By now my husband has a cold and I’m starting a sinus infection. Reason? The pollution. We, here in the good old US of A, are so sanitized and deodorized, emissions guarded like gold that our systems can’t take this stuff. No wonder everyone in SE Asia is walking around with a mask on. And that’s the medication I forgot to bring…decongestants. I did have the Z Pack and being the good wife that I am, I let my husband take it. Once we reached Phnom Penh, I got the address of a reputable pharmacy, hopped on a tuk tuk, whisked to the pharmacy and asked for a decongestant. I have no idea what was in the thing but it worked. Blood pressure be damned. It’s about a 5-5:30 hour drive from Siem Reap to Phnom Penh. The bus did have wi-fi:)) We had a couple of potty stops. I love the different types of restrooms you find around the world. Behind a termite hill in Tanzania is better than the toilets I’ve used at the Grand Bazaar in Istanbul. One stop had an outdoor market. Here they sold roadside “snacks”. The Cambodian form of popcorn. What were they? Deep fried tarantula, deep fried grubs, deep fried grasshoppers and deep fried water bugs i.e. roaches. No one on our bus decided to try these “snacks”. While on our bus, our guide spent a great deal of time talking about the genocide of the Khmer Rouge. I’m sure many of you don’t know about or don’t remember the “killing fields” of Cambodia. Pol Pot, a communist, along with the help of the Vietnamese communists tried to turn Cambodia into a sort of experiment. They tried to take Cambodia back to the middle ages and make it an agrarian state. From 1975-1979 they killed two million of their own people. Primarily those with higher educations and skilled jobs. They died by execution, starvation, disease and overwork. The Prime Minister at the time, Sihanouk, realized that in order to stay PM, he would have to form a coalition with the Khmer Rouge. He ended up participating in the genocide. Our guide told us the story about his 15 year old mother. She was from an influential family. She was held in a detention camp. One day she is separated out, drug to a field, told to kneel in a shallow grave and prepare to die. She was going to get her head bashed in by a 12 year old girl. Luckily for her, a guard knew her and saved her life. We visited S-21, a school transformed into a prison and torture chamber. It’s not a big place but as many as 17,000 were held here during that four year time span. In the scope of atrocities, the genocide committed on the Cambodian people is small compared to the holocaust. But any amount of atrocity needs to be chronicled so that we remember and our children learn from it. Unlike the aftermath of WWII where the world sought to capture and put on trial every Nazi involved in the holocaust, the Cambodian government gave all the Khmer Rouge soldiers amnesty. Except for four top leaders excluding Pol Pot. So these soldiers today live among the people they terrorized. It has to do with a Buddhist tenant, which I clearly do not understand.
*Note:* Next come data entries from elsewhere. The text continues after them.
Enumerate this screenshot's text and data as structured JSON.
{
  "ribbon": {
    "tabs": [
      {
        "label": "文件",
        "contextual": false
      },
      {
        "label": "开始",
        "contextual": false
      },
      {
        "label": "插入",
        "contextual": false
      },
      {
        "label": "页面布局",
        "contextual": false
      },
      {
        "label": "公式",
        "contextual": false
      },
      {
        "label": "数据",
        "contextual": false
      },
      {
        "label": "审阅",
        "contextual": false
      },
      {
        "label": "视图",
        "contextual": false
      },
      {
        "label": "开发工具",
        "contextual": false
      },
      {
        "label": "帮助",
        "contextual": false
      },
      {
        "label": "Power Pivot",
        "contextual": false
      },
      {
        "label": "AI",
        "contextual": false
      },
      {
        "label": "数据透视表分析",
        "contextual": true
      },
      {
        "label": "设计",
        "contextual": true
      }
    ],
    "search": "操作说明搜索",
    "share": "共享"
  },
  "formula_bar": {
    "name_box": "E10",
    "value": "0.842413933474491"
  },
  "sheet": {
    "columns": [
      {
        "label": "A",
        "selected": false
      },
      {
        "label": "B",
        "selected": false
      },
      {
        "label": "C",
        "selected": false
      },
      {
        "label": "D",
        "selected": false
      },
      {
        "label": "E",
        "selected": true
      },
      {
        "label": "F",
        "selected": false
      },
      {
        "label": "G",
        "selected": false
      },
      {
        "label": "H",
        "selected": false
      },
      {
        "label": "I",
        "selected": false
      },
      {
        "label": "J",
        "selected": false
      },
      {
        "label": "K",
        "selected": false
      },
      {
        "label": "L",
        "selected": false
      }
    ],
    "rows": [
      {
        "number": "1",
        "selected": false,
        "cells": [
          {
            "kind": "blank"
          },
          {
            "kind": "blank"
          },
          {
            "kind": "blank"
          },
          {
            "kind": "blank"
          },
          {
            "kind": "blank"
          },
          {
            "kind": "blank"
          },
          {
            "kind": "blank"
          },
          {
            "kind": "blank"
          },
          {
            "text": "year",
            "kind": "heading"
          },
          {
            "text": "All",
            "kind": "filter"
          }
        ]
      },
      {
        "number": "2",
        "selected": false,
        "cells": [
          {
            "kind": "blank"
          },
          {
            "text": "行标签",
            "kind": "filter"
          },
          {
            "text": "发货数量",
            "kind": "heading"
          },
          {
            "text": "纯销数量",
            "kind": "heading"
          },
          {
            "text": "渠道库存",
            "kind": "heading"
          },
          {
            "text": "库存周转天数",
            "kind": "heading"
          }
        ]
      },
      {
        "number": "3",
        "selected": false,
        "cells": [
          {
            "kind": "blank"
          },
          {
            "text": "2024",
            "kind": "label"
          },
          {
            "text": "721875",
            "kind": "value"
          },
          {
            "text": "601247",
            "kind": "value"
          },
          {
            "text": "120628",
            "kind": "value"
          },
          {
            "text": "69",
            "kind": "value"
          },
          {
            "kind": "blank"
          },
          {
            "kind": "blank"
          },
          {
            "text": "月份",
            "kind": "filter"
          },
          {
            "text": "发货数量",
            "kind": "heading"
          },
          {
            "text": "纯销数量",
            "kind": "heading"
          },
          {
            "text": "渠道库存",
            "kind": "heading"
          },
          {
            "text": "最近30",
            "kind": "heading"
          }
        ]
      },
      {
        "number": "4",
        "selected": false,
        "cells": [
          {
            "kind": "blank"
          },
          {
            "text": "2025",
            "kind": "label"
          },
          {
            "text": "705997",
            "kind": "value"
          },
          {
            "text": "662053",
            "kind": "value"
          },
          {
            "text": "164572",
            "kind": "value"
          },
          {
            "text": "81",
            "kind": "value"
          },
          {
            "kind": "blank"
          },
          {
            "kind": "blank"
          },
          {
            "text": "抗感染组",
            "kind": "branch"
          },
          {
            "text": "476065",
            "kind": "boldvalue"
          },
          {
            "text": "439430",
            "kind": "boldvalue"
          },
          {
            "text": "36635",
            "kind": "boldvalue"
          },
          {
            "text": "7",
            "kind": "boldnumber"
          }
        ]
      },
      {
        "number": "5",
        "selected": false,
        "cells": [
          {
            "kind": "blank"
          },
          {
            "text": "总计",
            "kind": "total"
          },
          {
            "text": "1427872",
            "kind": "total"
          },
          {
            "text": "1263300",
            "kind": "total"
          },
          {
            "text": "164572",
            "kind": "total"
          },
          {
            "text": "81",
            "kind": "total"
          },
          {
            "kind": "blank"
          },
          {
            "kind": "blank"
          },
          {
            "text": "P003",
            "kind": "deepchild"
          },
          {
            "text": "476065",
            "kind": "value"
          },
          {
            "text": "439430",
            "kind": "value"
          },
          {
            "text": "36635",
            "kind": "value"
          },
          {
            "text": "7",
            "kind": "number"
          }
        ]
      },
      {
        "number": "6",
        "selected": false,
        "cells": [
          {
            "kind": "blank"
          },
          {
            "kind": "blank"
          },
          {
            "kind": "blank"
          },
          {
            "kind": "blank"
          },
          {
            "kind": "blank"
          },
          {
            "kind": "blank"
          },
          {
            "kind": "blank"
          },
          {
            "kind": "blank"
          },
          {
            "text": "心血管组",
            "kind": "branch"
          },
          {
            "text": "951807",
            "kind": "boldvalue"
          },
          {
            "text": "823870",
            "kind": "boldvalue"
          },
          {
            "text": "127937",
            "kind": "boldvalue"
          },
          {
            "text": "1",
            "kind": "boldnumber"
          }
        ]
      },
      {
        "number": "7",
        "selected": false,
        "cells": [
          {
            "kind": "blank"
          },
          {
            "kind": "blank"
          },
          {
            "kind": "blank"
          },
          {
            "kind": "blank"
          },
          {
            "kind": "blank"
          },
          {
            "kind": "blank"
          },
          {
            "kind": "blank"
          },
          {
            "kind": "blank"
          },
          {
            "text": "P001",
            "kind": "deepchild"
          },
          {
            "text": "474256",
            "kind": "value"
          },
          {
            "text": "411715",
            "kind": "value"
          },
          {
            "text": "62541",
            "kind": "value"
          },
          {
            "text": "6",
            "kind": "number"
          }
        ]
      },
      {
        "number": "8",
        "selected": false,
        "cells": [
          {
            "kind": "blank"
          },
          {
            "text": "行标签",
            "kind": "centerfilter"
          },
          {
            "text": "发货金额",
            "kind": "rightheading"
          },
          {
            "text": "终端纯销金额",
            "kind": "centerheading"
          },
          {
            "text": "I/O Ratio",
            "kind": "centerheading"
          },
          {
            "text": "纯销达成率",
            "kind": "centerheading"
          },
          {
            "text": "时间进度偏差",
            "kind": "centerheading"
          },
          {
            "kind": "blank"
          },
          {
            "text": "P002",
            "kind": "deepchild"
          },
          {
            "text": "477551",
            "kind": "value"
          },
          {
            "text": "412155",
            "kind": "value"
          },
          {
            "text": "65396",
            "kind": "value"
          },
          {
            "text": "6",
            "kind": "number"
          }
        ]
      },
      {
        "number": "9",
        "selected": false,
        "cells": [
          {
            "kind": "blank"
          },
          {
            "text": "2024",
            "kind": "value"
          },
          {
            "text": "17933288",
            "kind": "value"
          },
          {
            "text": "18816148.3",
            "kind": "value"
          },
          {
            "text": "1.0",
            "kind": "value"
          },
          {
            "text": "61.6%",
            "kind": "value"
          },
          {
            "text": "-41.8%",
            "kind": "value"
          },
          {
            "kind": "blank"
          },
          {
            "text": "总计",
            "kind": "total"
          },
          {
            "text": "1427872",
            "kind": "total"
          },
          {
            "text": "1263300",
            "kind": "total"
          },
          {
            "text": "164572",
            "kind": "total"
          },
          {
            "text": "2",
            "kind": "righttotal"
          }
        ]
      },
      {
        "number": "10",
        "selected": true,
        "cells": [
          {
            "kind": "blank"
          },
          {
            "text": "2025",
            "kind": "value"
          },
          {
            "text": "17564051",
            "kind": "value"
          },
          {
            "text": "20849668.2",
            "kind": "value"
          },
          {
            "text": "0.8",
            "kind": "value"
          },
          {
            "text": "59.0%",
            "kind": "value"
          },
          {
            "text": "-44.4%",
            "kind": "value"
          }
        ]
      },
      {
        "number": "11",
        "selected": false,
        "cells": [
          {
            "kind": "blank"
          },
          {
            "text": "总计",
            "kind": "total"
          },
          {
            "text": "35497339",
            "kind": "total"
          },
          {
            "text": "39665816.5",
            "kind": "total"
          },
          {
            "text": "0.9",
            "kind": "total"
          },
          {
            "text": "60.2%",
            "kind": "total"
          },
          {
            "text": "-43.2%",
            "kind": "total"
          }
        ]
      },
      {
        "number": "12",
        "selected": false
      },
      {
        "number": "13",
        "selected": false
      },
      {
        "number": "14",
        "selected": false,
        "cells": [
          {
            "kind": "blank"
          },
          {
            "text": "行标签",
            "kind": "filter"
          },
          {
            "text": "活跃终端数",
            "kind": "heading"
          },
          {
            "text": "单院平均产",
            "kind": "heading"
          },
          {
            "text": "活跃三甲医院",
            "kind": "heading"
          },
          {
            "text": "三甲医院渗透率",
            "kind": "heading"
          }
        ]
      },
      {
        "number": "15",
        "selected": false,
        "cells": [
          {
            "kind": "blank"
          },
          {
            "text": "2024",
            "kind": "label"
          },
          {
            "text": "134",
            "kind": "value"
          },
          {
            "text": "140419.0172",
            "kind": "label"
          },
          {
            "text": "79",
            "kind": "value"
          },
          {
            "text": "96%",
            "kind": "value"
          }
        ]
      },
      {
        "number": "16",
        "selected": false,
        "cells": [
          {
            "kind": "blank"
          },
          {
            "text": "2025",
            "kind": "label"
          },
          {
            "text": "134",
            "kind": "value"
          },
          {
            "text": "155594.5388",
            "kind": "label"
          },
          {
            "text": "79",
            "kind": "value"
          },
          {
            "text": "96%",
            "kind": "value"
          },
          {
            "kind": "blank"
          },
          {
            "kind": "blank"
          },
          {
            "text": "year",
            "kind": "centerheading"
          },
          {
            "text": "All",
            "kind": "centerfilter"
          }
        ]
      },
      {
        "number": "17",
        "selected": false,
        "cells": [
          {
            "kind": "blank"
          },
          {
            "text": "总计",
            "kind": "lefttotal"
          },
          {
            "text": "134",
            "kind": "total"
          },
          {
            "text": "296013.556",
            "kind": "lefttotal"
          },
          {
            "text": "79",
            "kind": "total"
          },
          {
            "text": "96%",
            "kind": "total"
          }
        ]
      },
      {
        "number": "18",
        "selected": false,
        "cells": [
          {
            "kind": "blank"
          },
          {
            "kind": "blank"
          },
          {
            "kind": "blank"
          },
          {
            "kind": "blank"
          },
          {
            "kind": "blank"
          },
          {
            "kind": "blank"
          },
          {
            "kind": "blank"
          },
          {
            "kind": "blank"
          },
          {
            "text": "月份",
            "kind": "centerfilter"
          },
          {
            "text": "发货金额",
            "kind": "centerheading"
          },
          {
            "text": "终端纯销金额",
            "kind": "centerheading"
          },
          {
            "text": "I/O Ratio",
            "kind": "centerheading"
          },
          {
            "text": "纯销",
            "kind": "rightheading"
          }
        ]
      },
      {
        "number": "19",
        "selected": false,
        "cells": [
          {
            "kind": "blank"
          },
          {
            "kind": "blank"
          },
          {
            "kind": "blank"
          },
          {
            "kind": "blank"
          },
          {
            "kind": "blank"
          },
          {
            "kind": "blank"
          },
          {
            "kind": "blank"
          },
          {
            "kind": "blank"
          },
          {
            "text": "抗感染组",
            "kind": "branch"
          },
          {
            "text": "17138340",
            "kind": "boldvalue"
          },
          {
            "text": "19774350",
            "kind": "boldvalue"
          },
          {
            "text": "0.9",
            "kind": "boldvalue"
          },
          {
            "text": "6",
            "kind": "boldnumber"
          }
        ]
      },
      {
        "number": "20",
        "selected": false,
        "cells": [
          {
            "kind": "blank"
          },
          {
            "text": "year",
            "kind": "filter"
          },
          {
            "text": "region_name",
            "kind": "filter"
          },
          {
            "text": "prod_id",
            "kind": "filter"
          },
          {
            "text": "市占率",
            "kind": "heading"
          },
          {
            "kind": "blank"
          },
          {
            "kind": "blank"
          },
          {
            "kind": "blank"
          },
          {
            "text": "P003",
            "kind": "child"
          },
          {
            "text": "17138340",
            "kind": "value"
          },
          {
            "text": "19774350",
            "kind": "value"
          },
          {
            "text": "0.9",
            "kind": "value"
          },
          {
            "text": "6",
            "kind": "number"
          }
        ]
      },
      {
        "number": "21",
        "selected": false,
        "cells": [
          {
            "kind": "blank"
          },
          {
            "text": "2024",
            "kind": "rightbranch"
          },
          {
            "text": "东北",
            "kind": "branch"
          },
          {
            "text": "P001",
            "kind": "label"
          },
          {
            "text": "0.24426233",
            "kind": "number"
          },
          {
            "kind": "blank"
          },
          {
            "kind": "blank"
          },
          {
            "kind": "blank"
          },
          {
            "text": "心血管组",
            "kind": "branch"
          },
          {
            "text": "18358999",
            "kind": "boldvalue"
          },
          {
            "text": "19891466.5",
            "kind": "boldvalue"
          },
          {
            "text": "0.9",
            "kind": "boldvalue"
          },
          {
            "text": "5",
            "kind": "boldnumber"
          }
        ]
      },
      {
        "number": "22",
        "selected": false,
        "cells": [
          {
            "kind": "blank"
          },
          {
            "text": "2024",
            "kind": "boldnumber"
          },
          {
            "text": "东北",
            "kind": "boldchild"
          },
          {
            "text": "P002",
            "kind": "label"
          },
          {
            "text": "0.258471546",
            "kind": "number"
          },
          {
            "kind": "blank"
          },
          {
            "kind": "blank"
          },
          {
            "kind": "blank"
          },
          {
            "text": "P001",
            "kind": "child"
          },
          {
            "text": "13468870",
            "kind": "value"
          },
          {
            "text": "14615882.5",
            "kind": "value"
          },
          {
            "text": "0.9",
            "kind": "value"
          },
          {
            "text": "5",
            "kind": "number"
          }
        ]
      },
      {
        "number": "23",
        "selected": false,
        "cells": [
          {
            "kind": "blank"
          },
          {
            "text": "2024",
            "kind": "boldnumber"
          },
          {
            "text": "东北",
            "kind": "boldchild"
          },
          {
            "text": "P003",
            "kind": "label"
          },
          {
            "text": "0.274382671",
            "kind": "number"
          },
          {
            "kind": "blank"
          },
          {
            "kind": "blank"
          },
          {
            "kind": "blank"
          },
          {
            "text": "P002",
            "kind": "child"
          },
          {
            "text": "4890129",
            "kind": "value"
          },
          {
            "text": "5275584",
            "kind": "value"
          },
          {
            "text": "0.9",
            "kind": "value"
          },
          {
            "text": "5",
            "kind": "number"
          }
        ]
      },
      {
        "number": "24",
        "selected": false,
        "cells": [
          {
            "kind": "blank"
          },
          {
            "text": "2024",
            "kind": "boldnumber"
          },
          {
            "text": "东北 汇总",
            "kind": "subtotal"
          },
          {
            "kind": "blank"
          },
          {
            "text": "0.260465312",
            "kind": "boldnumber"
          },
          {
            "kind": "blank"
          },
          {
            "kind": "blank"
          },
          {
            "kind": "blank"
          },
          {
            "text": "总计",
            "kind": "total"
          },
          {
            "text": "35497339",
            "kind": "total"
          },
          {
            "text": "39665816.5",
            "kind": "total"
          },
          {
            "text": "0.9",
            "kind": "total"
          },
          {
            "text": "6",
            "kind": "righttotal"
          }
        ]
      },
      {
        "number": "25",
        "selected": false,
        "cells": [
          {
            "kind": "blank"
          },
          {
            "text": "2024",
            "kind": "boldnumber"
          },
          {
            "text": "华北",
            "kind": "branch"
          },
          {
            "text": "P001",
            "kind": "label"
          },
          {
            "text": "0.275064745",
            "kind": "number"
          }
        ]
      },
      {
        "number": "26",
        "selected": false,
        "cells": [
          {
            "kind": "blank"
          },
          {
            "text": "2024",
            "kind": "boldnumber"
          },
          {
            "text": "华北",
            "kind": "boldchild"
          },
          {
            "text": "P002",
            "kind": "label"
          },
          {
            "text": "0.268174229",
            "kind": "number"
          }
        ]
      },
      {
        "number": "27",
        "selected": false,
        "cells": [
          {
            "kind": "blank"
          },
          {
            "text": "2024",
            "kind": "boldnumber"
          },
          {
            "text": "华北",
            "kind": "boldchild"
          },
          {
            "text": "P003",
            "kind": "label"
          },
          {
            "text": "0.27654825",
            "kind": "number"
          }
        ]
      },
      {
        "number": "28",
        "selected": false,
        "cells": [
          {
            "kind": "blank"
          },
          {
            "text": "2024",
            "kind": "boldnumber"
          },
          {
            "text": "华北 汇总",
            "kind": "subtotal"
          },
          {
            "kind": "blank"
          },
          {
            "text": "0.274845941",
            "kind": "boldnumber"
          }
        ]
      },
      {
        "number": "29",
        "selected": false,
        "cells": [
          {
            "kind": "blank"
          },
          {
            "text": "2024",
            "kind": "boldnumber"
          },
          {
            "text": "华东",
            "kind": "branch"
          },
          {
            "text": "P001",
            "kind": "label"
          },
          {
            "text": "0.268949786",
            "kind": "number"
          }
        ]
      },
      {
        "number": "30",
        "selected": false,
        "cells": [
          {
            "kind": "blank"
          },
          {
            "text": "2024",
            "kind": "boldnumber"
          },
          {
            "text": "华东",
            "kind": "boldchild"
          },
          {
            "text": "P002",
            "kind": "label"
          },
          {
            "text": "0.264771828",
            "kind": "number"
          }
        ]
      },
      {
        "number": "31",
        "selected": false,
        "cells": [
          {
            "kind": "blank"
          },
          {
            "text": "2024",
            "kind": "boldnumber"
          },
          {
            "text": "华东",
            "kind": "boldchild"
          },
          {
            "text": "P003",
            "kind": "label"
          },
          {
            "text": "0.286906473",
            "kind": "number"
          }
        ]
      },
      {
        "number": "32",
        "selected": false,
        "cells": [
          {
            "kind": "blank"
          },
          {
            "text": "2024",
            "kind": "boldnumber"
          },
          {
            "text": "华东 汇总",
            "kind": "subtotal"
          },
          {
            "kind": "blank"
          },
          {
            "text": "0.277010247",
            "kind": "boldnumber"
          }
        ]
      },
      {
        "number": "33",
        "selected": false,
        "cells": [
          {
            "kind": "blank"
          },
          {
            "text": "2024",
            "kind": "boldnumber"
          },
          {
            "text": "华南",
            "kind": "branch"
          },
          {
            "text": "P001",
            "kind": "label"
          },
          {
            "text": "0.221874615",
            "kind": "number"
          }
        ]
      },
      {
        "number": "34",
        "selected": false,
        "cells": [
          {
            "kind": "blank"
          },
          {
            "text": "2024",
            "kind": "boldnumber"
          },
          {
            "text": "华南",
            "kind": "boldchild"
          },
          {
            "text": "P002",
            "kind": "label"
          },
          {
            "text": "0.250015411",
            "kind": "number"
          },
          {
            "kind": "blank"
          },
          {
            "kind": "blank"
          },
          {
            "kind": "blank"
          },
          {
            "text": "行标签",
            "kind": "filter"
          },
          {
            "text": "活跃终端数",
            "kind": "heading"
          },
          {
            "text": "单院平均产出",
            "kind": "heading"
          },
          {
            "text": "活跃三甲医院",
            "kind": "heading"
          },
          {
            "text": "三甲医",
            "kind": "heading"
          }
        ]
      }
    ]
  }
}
A couple of observations… Cambodians buy many, many, many used cars from America. When we were in Phnom Penh we saw so many Lexus SUVs as well as Land Rovers and Dodge Ram pick up trunks. I asked a local Lexus dealer (here in the states) about this and he says it’s a huge business. Another thing, unlike Americans who will do almost anything to get a tan, Cambodians will cover up from head to toe, long sleeves to gloves. It has nothing to do with skin cancer. As our guide explained, they like their skins light colored. Next up: Good Morning Vietnam!